Overheard at the first tee at Trump National D.C., July 4th:
They should do the same thing here. While he’s visiting his hometown in Africa.
The reference (I was about 70 feet away, on the putting green) was to the coup deposing Mohammad Morsi.
Mistakenly I had assumed this kind of thing had abated since the last election. One critical difference between these folks and men who downed martinis in the “The Assassination Special” in FDR’s time (I’ve heard from my Mom and elsewhere, though unconfirmed by google, that the bar car on one of Westchester commuter trains acquired that title due to the general tenor of its talk) is that the Wall Street-Westchester guys didn’t make their livings off government contracts.

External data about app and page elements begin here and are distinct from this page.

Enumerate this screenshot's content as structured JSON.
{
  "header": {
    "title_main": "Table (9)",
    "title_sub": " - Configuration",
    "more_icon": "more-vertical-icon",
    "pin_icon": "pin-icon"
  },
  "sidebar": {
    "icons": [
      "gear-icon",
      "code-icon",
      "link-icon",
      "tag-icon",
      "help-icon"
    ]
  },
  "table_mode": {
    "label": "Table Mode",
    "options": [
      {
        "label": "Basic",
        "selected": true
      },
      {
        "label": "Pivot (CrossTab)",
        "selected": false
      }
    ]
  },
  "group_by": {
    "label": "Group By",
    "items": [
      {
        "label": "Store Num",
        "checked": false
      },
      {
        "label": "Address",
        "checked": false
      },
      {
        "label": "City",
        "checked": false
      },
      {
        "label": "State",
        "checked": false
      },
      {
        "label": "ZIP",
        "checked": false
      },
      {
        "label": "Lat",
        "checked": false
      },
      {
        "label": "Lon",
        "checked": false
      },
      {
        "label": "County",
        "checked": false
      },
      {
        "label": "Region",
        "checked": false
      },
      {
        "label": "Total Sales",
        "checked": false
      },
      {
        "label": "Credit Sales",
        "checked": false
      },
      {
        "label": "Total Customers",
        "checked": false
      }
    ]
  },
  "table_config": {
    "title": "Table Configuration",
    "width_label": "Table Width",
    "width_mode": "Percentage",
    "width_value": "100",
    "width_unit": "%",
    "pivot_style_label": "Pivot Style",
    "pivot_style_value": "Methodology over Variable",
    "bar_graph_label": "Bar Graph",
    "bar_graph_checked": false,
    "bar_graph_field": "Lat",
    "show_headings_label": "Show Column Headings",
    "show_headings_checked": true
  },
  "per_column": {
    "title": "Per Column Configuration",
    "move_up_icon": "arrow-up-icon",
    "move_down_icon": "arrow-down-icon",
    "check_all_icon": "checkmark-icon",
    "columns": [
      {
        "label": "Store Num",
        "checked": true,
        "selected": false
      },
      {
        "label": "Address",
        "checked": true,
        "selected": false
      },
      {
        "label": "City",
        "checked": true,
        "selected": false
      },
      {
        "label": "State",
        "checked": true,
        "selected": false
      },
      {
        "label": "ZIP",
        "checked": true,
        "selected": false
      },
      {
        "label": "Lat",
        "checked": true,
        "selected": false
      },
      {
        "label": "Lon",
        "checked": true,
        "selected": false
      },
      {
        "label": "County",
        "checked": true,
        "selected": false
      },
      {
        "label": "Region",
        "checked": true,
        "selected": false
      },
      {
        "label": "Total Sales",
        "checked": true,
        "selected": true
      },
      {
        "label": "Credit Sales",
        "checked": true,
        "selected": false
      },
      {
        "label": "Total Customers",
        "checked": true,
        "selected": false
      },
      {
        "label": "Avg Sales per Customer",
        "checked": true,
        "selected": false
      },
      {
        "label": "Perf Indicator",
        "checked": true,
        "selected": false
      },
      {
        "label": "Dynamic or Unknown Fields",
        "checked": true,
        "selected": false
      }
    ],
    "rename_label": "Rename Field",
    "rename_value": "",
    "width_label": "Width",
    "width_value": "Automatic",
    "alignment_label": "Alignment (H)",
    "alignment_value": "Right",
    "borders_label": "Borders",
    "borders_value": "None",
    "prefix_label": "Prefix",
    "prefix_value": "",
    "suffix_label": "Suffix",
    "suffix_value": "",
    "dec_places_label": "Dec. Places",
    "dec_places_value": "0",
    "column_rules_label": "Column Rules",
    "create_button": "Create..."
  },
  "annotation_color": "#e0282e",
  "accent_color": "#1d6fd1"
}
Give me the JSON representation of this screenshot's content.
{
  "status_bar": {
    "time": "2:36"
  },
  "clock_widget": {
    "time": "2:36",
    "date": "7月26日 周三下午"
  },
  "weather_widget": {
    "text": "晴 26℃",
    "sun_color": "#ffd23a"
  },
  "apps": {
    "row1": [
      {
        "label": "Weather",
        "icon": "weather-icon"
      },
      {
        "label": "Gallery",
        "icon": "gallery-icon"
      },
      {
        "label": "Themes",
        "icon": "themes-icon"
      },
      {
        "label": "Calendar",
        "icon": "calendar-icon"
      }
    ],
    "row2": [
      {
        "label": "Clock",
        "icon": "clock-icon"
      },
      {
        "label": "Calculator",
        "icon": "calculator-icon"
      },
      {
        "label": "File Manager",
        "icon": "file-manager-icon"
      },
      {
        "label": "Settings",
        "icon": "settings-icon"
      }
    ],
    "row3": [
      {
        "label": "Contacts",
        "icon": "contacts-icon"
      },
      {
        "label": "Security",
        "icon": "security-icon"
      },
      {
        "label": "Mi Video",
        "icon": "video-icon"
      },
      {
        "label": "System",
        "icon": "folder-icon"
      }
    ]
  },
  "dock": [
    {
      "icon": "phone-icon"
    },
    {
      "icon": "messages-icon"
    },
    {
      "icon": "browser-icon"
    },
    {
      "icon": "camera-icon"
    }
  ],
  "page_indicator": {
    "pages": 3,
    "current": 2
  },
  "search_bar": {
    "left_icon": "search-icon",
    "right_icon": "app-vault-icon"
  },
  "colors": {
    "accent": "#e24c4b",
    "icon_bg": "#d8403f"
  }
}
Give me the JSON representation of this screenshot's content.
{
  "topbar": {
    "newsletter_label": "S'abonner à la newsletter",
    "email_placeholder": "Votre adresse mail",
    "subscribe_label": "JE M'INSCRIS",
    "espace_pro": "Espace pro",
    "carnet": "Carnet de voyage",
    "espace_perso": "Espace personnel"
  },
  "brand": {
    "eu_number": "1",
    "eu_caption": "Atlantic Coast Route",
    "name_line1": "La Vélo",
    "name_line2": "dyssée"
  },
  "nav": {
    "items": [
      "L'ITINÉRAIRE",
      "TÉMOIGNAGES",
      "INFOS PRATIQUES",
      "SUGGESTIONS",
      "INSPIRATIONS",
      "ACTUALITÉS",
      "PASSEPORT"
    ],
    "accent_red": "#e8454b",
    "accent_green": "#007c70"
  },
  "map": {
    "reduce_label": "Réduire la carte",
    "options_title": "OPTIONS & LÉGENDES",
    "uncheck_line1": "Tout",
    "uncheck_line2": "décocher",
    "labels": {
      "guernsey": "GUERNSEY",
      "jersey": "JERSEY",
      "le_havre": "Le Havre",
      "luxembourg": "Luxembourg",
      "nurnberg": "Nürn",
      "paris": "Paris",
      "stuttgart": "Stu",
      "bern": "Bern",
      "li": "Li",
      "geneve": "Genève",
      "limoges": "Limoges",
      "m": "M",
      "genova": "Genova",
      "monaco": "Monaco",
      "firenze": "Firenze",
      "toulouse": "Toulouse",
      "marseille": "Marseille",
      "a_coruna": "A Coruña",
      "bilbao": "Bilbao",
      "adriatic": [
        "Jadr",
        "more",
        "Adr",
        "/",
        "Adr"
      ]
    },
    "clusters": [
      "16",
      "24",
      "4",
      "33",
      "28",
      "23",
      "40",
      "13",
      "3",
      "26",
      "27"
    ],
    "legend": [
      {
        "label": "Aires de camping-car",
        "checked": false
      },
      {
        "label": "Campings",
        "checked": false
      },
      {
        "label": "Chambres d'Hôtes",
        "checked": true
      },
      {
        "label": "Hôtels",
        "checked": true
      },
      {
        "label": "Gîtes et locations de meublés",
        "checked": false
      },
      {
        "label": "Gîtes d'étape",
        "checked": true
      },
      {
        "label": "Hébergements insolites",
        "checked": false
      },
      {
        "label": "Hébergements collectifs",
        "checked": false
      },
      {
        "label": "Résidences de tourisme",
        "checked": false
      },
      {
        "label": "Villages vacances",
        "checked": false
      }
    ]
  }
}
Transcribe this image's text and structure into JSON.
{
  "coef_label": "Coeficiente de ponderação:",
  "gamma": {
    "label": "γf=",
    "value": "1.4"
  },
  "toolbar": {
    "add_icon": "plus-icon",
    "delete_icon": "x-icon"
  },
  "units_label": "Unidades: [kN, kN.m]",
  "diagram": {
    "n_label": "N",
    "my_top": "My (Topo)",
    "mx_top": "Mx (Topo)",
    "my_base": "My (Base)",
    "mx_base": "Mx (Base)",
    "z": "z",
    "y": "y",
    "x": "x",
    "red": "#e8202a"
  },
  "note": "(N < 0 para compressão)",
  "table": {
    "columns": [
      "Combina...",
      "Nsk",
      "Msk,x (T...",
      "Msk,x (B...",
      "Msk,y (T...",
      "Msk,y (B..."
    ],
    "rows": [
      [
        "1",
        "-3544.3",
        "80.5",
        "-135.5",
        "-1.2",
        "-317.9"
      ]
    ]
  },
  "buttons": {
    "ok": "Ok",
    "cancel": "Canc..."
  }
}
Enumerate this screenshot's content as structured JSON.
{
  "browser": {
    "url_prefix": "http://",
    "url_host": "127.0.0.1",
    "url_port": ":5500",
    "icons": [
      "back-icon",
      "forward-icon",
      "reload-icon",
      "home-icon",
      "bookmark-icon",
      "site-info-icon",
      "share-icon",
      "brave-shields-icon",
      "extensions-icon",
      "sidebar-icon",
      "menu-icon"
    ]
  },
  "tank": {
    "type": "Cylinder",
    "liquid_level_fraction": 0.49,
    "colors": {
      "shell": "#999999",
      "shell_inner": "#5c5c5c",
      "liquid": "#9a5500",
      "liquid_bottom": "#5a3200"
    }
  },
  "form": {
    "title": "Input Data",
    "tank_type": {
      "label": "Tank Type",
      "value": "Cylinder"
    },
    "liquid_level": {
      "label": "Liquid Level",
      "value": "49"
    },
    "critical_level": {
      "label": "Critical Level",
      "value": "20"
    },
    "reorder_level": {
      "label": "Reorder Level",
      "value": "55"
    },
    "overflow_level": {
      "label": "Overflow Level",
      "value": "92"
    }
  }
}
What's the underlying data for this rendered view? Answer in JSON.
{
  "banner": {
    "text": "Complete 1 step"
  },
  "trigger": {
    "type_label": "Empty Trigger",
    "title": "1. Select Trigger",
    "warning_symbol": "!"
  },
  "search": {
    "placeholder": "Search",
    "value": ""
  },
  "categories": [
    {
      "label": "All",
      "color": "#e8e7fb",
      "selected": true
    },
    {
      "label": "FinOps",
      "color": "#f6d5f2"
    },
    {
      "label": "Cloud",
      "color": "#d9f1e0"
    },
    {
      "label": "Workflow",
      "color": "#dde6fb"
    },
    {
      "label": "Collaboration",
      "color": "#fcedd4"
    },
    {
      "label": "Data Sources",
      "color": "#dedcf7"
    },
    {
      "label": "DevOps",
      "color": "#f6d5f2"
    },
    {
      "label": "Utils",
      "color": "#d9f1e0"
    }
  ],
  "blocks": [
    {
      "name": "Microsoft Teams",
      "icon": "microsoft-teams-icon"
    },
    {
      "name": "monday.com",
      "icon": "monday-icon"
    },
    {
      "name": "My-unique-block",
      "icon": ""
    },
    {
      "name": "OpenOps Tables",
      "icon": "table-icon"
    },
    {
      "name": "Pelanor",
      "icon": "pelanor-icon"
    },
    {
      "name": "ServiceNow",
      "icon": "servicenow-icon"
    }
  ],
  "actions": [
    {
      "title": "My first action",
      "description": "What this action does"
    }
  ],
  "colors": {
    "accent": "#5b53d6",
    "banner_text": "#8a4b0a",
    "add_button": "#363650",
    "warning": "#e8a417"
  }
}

The rest of this post will be devoted to musings about women’s sports. Can any spectacle in sports match the women’s tennis at Wimbledon? These young ladies, in their revealing white dresses, at the peak of athletic performance, the cameras of the world honing in on their expressions of pain or exultation. Each has unique and compelling stories of sacrifice to get there—parents who put aside everything else to get them lessons and court time, some who left home and family to train in other continents. Fraught stories of vulnerability and abuse at the hands of coaches, splits and reconciliations with parents abound. I cheered Serena Williams’s early exit at the hands of Sabine Lisicki: seeing Serena run through a women’s draw can seem like watching the ’66 Celtics try to keep up with LeBron. But she too is an extraordinary champion, usually stronger under pressure—except when she isn’t. The tough muscular girl from Compton has evolved into something like the archtypical talented African-American exile in Paris, where she now keeps a home and much of her life. Her interview in defeat was wry and wistful, sometimes ironic. No longer young in tennis terms (31), she is becoming almost beautiful.
The U.S. Women’s Golf Open was held at a club adjacent to where I play in Long Island, so I walked through the opening in the hedge a few times to watch. I hung out mostly at the driving range and putting green during the practice round days, taking in how much these young women spend on the greens, rolling in six footers, twelve footers, lagging their thirty footers, and working on their fifty-foot pitches. Every kind of putting stroke aide sold on the Golf Channel was getting a full workout. On Tuesday the scene was relaxed , athletic young women striding around with their caddies (that’s a subject in itself, one of the few realms in the world where twenty-two-year-old women have thirty-year-old men at their command and service), enjoying the relaxed rolling of the balls around the green, the occasional exuberant hug when former college competitors reconnected once again.
And then, as if a cloud passed over the sun, Michelle Wie, the wounded Michelle Wie, arrived with her caddy, numerous putting alignment devices in tow. Michelle was once touted as the next Tiger Woods, the tall Korean-American with a graceful swing who could strike the ball like a make professional at age 14. No goal seemed unreachable, she was the future of women’s golf. Sponsors lined up for her, her face, her swing could brand any luxury good in a global market. Nike, Sony, fancy watches, Michelle as a teenager was raking in $15 million a year in endorsements according to one account. She played in men’s events, with limited success. She went to Stanford. She did everything except excel on the LPGA tour. Now, age 23, she is out of college, playing women’s events and missing cuts. Her putting is an issue.
On the green Michelle and her caddy practice four-footers. Her stance is a study in pain, she bends over ninety degrees from waist, her eyes over the ball, rolling them in one after another. There is no banter with other women on the green, it is as if Michelle and her caddy move through the practice area in their own glass bubble. Now she starts to miss the four-footers, one to the left, one to the right. Five misses in a row. Frustration builds on her face. Two days later she would shoot 80 in the first round, leaving her no chance to make the cut.
Next week, we will get the coup in Egypt and the early but significant glimmers of a left-right antiwar coalition in Congress.